In your classroom this idea might fit in with Matariki study about traditional maori methods as well the study of astronomy.  You could explore how navigation was achieved by early sailors both western and pacific.  Exploring the world has been going on for a long time and brave men have sailed off into unknown seas using these methods.

Find out about sextants, find out how they navigated the pacific.  Find out how GPS works - how is it the same or different from those old methods.  Discuss why they used the sun or the stars to help them.  Find out what the children may have done to find their way home from a friend's place, help dad on a trip, going on a hike.

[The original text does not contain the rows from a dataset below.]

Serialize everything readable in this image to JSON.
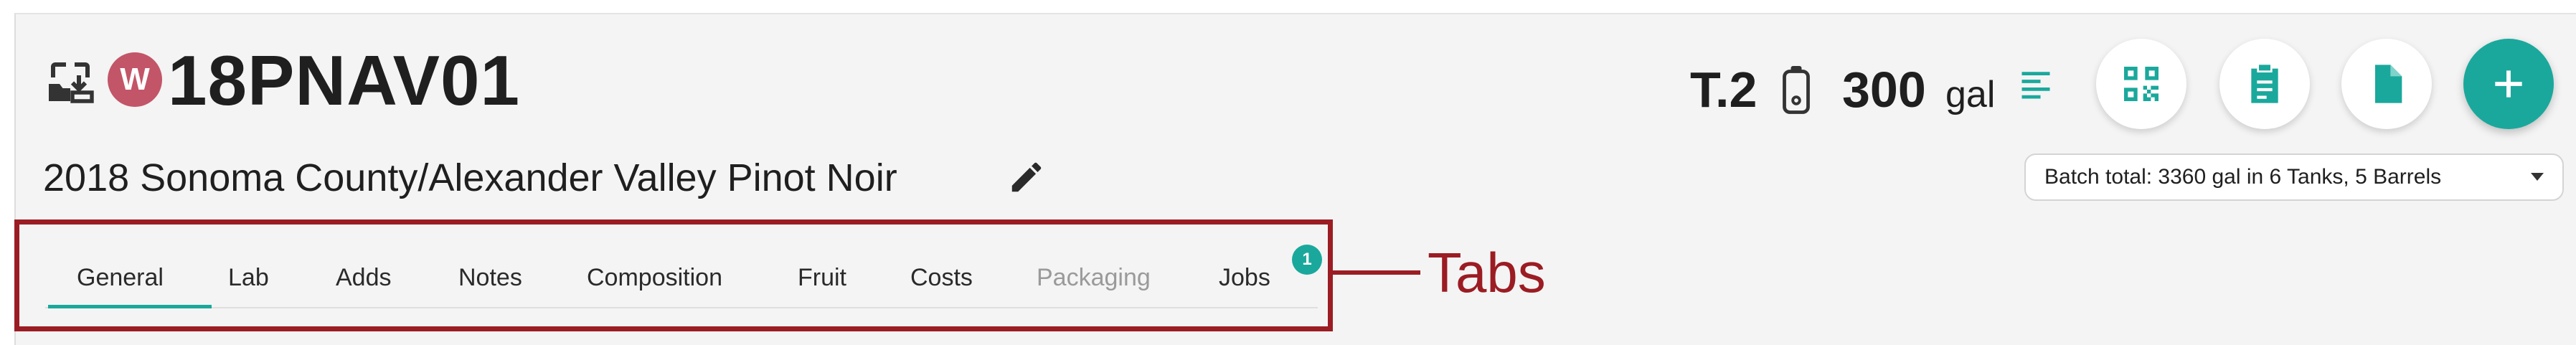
{
  "header": {
    "avatar_letter": "W",
    "batch_code": "18PNAV01",
    "batch_name": "2018 Sonoma County/Alexander Valley Pinot Noir",
    "vessel": "T.2",
    "volume": "300",
    "volume_unit": "gal",
    "batch_total": "Batch total: 3360 gal in 6 Tanks, 5 Barrels"
  },
  "icons": {
    "transfer": "transfer-icon",
    "edit": "pencil-icon",
    "tank": "tank-icon",
    "details": "text-lines-icon",
    "qr": "qr-code-icon",
    "clipboard": "clipboard-icon",
    "document": "document-icon",
    "add": "plus-icon",
    "dropdown": "caret-down-icon"
  },
  "tabs": [
    {
      "label": "General",
      "active": true
    },
    {
      "label": "Lab"
    },
    {
      "label": "Adds"
    },
    {
      "label": "Notes"
    },
    {
      "label": "Composition"
    },
    {
      "label": "Fruit"
    },
    {
      "label": "Costs"
    },
    {
      "label": "Packaging",
      "disabled": true
    },
    {
      "label": "Jobs",
      "badge": "1"
    }
  ],
  "annotation": {
    "label": "Tabs"
  },
  "colors": {
    "accent": "#1aa89c",
    "avatar": "#c35568",
    "annotation": "#9b1c23",
    "background": "#f4f4f4",
    "text": "#1f1f1f",
    "disabled_text": "#9a9a9a"
  }
}
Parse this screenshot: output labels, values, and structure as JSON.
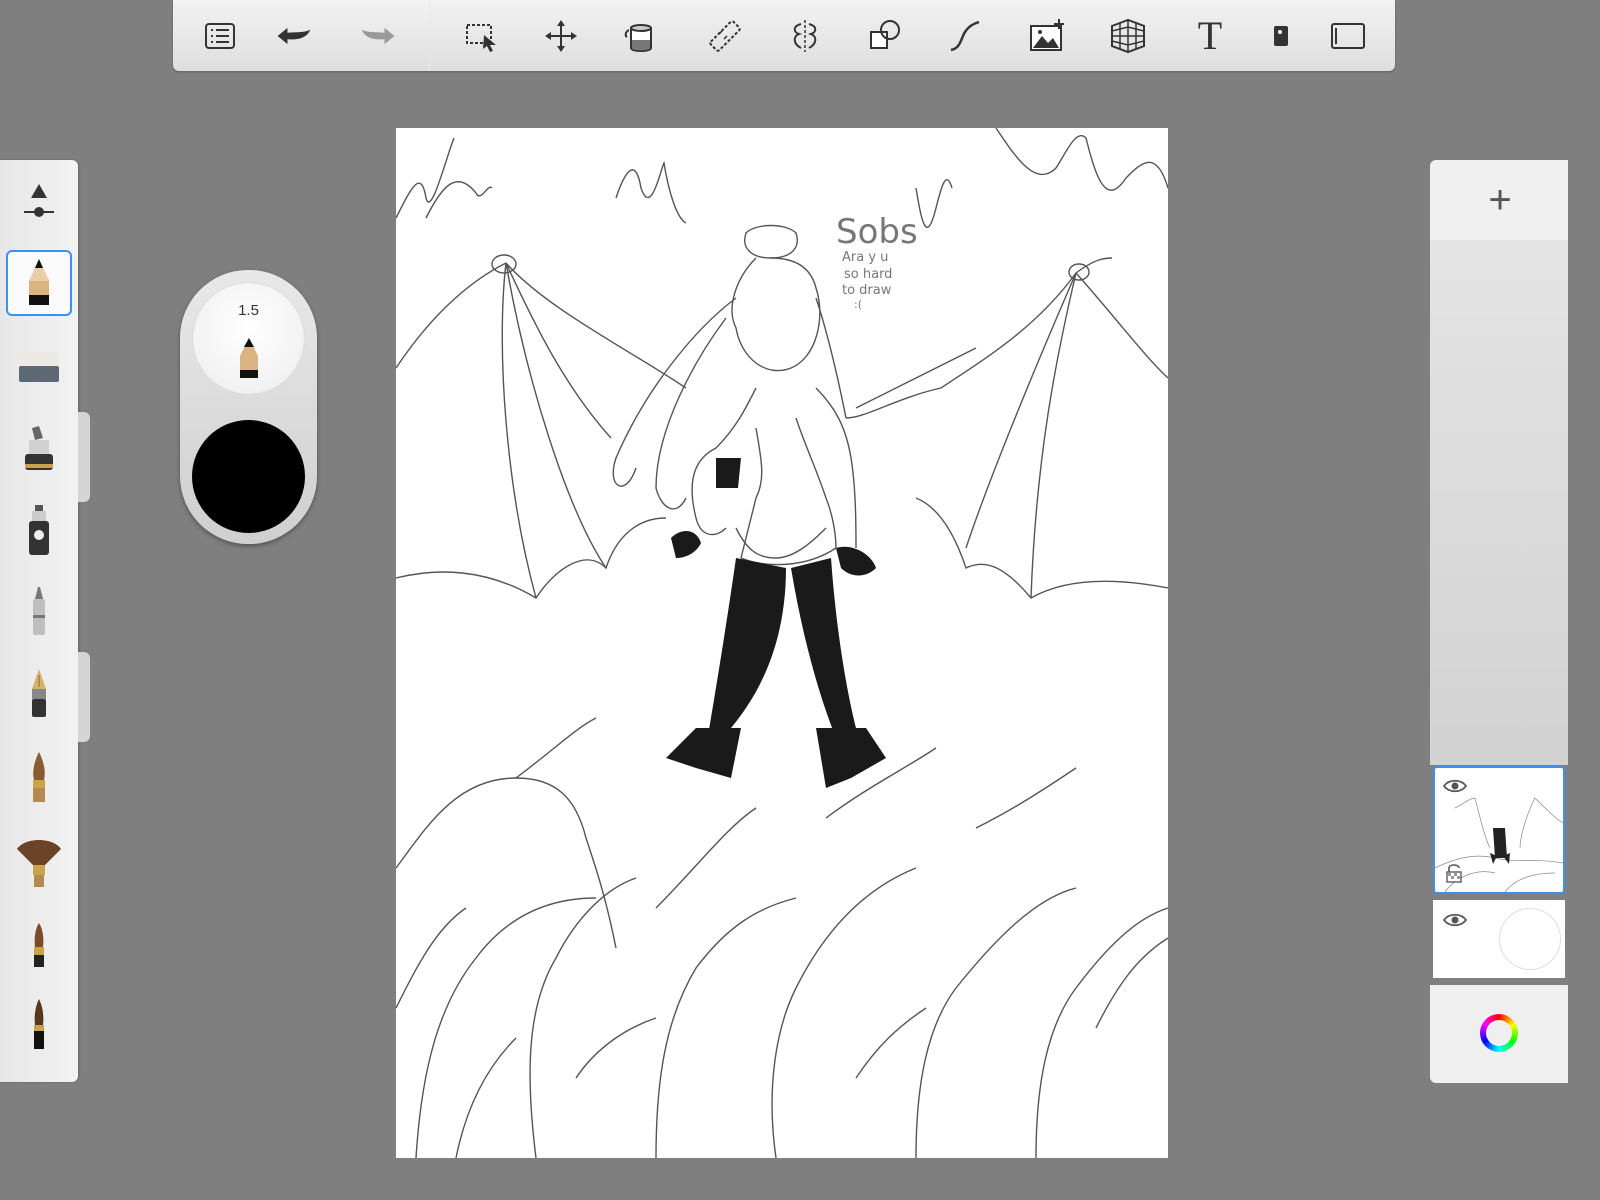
{
  "toolbar": {
    "items": [
      {
        "name": "list-icon"
      },
      {
        "name": "undo-icon"
      },
      {
        "name": "redo-icon"
      },
      {
        "name": "selection-icon"
      },
      {
        "name": "transform-icon"
      },
      {
        "name": "fill-bucket-icon"
      },
      {
        "name": "ruler-icon"
      },
      {
        "name": "symmetry-icon"
      },
      {
        "name": "shapes-icon"
      },
      {
        "name": "curve-icon"
      },
      {
        "name": "add-image-icon"
      },
      {
        "name": "perspective-grid-icon"
      },
      {
        "name": "text-icon"
      },
      {
        "name": "predictive-stroke-icon"
      },
      {
        "name": "canvas-view-icon"
      }
    ],
    "text_tool_label": "T"
  },
  "brushes": [
    {
      "name": "pencil",
      "selected": true
    },
    {
      "name": "eraser"
    },
    {
      "name": "marker"
    },
    {
      "name": "airbrush"
    },
    {
      "name": "ballpoint-pen"
    },
    {
      "name": "fountain-pen"
    },
    {
      "name": "paint-brush"
    },
    {
      "name": "fan-brush"
    },
    {
      "name": "round-brush"
    },
    {
      "name": "ink-pen"
    }
  ],
  "puck": {
    "size_value": "1.5",
    "color": "#000000"
  },
  "canvas": {
    "note_title": "Sobs",
    "note_lines": [
      "Ara y u",
      "so hard",
      "to draw",
      ":("
    ]
  },
  "layers": {
    "add_label": "+",
    "items": [
      {
        "name": "drawing-layer",
        "visible": true,
        "selected": true
      },
      {
        "name": "background-layer",
        "visible": true,
        "selected": false
      }
    ]
  },
  "colors": {
    "accent": "#3d8ff0",
    "background": "#7f7f7f"
  }
}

The Nature of Science you could practise is Investigating by making sextants, using compasses, making compasses, comparing navigation methods you find through research and comparing your results with what your students predict will happen when they use them.   You can also enter into productive classroom talk by helping your students ask each other questions to get a better sense of what their classmates really mean, have found out or why they hold their opinions.  Make sure they learn to use evidence to back up their opinions.